Problem description
Your result should be the lines holding the word "object", copied from the entries below.

(Records from a dataset)

────

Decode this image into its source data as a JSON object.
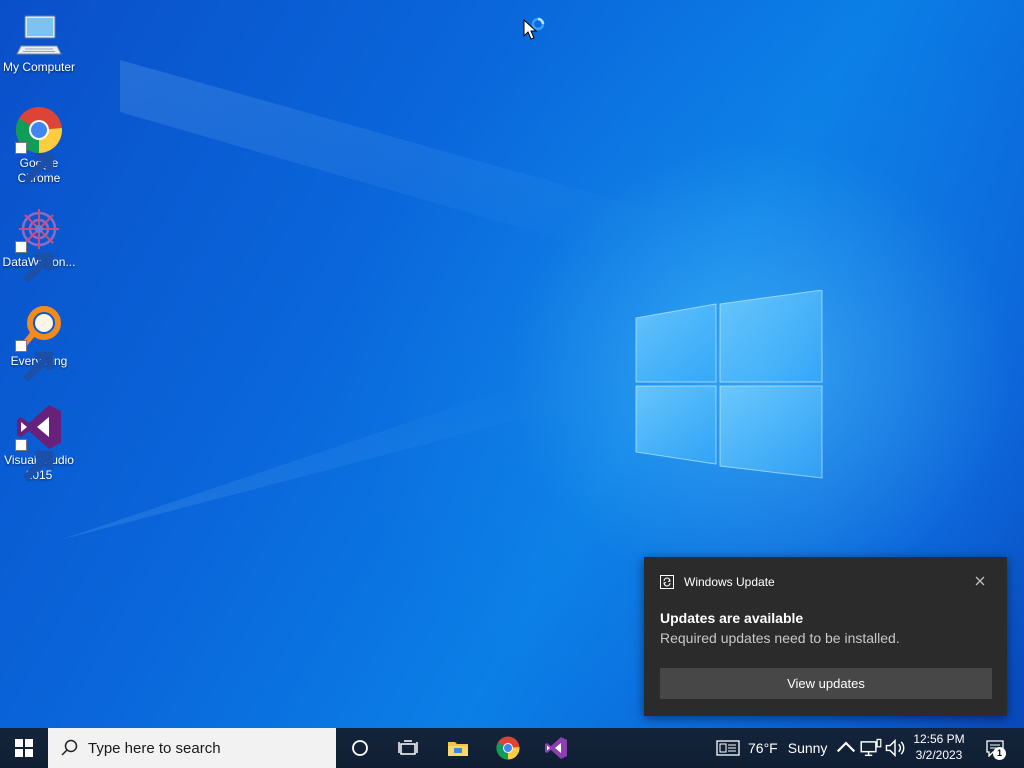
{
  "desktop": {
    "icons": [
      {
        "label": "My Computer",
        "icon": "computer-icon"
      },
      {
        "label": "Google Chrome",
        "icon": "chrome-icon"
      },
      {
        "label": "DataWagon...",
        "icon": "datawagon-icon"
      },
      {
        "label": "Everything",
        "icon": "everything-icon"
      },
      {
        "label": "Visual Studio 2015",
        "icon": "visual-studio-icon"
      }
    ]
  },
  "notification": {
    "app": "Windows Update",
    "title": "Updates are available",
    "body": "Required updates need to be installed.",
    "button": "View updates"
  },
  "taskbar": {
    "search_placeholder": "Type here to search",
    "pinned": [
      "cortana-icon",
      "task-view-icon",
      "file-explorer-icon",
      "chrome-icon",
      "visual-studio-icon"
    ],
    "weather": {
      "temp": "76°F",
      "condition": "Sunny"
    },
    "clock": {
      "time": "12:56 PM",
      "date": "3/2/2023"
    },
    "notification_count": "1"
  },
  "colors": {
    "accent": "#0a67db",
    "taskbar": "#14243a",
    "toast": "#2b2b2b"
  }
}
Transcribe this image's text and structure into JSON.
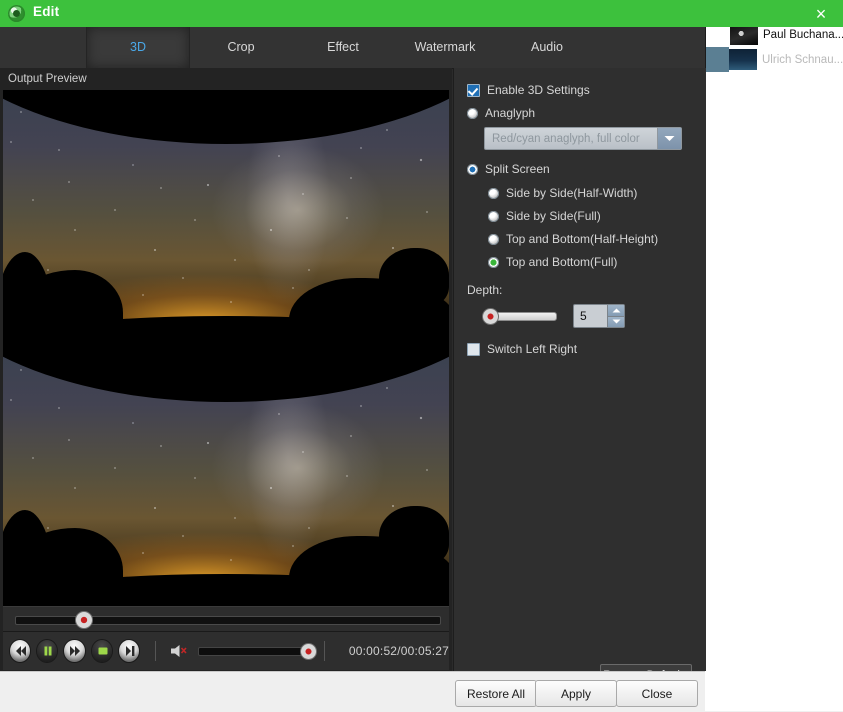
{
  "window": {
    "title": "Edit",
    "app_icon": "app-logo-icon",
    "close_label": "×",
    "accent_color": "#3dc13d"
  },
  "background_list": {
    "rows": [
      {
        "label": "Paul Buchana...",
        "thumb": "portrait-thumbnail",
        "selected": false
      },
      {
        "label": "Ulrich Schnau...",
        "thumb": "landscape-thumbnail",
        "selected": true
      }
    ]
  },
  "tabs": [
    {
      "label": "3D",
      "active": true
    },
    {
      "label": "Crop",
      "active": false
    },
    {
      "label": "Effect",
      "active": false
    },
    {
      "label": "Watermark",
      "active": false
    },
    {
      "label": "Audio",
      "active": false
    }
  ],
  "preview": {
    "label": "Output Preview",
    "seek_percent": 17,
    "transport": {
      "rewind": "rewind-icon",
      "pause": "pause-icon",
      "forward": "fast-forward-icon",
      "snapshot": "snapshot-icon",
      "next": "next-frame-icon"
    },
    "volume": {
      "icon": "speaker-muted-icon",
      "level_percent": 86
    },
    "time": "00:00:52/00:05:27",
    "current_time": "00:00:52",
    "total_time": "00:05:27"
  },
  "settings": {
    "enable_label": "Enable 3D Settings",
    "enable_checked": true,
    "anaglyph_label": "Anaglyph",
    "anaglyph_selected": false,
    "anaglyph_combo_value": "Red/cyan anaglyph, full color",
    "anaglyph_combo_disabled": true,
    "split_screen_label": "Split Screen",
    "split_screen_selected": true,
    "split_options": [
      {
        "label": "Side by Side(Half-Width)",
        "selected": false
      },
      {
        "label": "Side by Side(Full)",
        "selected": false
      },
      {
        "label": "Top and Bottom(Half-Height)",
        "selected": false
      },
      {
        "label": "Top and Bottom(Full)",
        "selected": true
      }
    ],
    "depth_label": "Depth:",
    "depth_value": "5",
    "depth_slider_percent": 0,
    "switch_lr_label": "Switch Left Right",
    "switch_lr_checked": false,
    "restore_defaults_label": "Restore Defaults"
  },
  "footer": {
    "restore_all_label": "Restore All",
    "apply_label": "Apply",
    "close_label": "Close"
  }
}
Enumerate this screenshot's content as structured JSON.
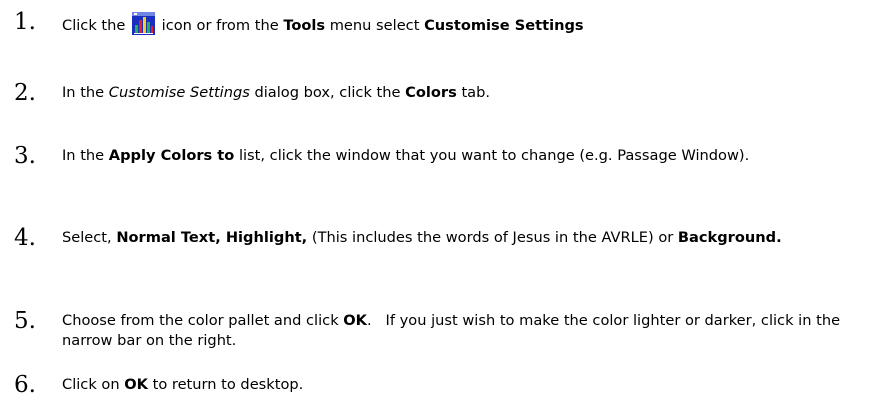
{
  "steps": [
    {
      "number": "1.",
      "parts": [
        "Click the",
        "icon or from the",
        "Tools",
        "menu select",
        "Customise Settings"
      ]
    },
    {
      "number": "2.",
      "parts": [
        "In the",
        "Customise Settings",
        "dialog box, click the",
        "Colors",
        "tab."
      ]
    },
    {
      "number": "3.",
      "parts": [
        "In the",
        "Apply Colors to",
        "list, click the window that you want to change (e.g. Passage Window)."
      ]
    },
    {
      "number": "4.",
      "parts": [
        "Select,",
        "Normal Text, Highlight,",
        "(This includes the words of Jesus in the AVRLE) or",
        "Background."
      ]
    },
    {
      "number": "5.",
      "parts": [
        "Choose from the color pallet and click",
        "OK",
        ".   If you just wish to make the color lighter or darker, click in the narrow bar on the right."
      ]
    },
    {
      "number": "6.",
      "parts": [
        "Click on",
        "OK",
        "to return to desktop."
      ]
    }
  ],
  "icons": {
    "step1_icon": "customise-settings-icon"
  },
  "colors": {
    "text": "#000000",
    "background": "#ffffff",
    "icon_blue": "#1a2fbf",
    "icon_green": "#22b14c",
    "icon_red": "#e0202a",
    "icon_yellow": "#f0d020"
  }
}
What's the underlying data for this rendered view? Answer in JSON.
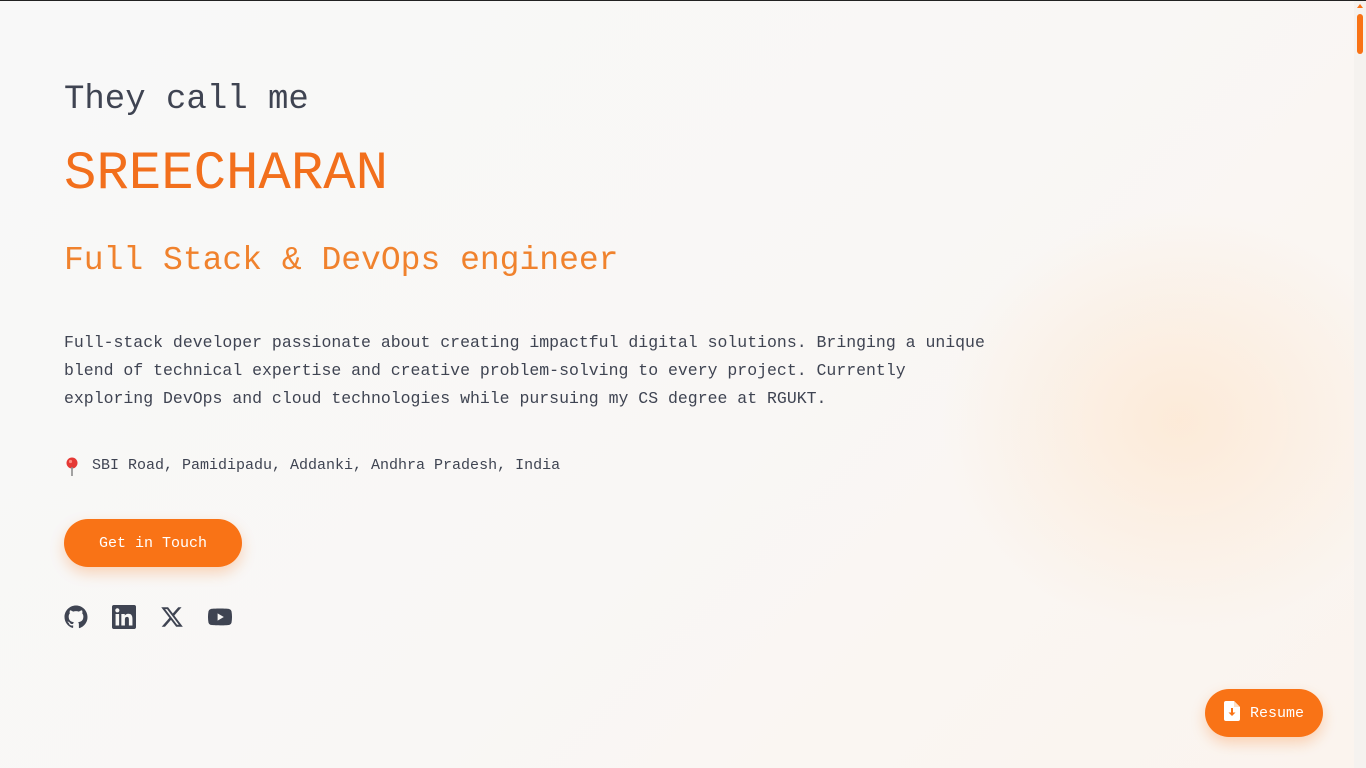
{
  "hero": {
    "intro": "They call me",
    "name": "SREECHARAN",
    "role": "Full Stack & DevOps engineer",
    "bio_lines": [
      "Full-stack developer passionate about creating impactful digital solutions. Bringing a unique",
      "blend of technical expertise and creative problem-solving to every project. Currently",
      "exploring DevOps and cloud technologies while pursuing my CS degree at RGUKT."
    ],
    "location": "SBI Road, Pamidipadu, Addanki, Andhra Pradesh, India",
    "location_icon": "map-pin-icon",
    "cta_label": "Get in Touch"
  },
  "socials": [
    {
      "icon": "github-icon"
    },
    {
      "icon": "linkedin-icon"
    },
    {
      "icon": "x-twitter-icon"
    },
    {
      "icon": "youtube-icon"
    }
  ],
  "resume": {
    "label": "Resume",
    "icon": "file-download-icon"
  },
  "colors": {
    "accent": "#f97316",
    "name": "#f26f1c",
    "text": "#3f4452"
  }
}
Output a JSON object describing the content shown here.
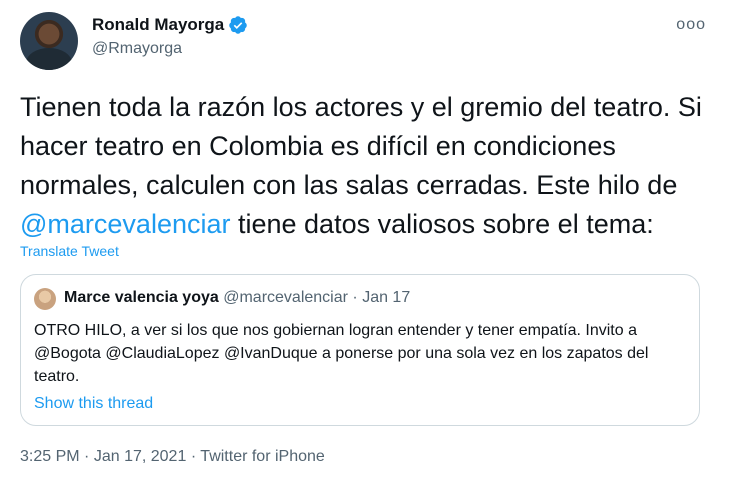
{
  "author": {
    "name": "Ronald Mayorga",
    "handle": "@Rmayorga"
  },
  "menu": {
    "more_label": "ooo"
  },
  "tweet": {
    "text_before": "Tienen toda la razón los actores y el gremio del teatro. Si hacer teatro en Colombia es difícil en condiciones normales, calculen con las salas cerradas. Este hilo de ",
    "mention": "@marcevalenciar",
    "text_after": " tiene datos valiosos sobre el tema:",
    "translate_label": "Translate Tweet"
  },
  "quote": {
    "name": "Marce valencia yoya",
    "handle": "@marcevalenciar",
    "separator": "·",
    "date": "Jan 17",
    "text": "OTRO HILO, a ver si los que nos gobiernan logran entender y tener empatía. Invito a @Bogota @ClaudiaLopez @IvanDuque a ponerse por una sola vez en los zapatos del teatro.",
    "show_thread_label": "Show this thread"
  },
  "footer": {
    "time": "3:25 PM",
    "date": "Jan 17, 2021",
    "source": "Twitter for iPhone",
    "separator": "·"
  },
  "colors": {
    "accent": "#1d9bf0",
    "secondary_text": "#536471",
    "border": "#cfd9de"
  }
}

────

Your solution
Decode this image into its source data as a JSON object.
Output a JSON object describing the content shown here.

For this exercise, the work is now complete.